[Data to use — start]

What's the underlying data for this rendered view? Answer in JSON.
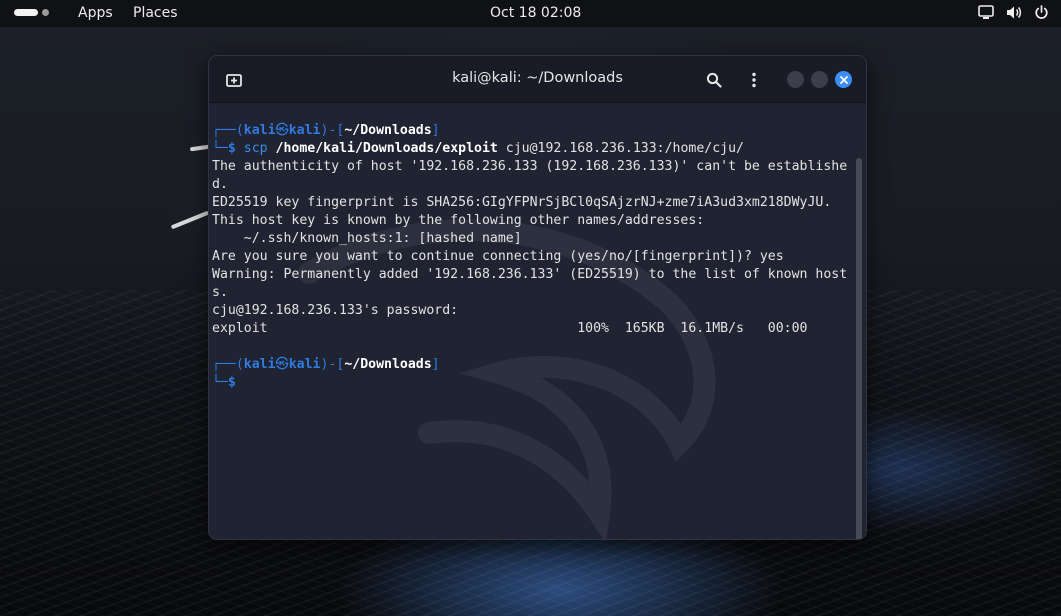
{
  "topbar": {
    "apps_label": "Apps",
    "places_label": "Places",
    "clock": "Oct 18  02:08"
  },
  "window": {
    "title": "kali@kali: ~/Downloads"
  },
  "terminal": {
    "prompt1": {
      "corner_top": "┌──(",
      "user": "kali",
      "at_symbol": "㉿",
      "host": "kali",
      "sep": ")-[",
      "cwd": "~/Downloads",
      "close": "]",
      "corner_bottom": "└─",
      "dollar": "$ ",
      "cmd": "scp",
      "arg1": " /home/kali/Downloads/exploit",
      "arg2": " cju@192.168.236.133:/home/cju/"
    },
    "output": [
      "The authenticity of host '192.168.236.133 (192.168.236.133)' can't be establishe",
      "d.",
      "ED25519 key fingerprint is SHA256:GIgYFPNrSjBCl0qSAjzrNJ+zme7iA3ud3xm218DWyJU.",
      "This host key is known by the following other names/addresses:",
      "    ~/.ssh/known_hosts:1: [hashed name]",
      "Are you sure you want to continue connecting (yes/no/[fingerprint])? yes",
      "Warning: Permanently added '192.168.236.133' (ED25519) to the list of known host",
      "s.",
      "cju@192.168.236.133's password: ",
      "exploit                                       100%  165KB  16.1MB/s   00:00"
    ],
    "prompt2": {
      "corner_top": "┌──(",
      "user": "kali",
      "at_symbol": "㉿",
      "host": "kali",
      "sep": ")-[",
      "cwd": "~/Downloads",
      "close": "]",
      "corner_bottom": "└─",
      "dollar": "$"
    }
  },
  "icons": {
    "new_tab": "new-tab-icon",
    "search": "search-icon",
    "menu": "kebab-menu-icon",
    "close": "close-icon",
    "screen": "screen-icon",
    "volume": "volume-icon",
    "power": "power-icon"
  },
  "colors": {
    "prompt_blue": "#2f7be0",
    "close_button": "#3b8ef3",
    "terminal_bg": "#1f2332"
  }
}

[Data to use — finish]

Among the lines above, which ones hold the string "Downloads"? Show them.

    "title": "kali@kali: ~/Downloads"
      "cwd": "~/Downloads",
      "arg1": " /home/kali/Downloads/exploit",
      "cwd": "~/Downloads",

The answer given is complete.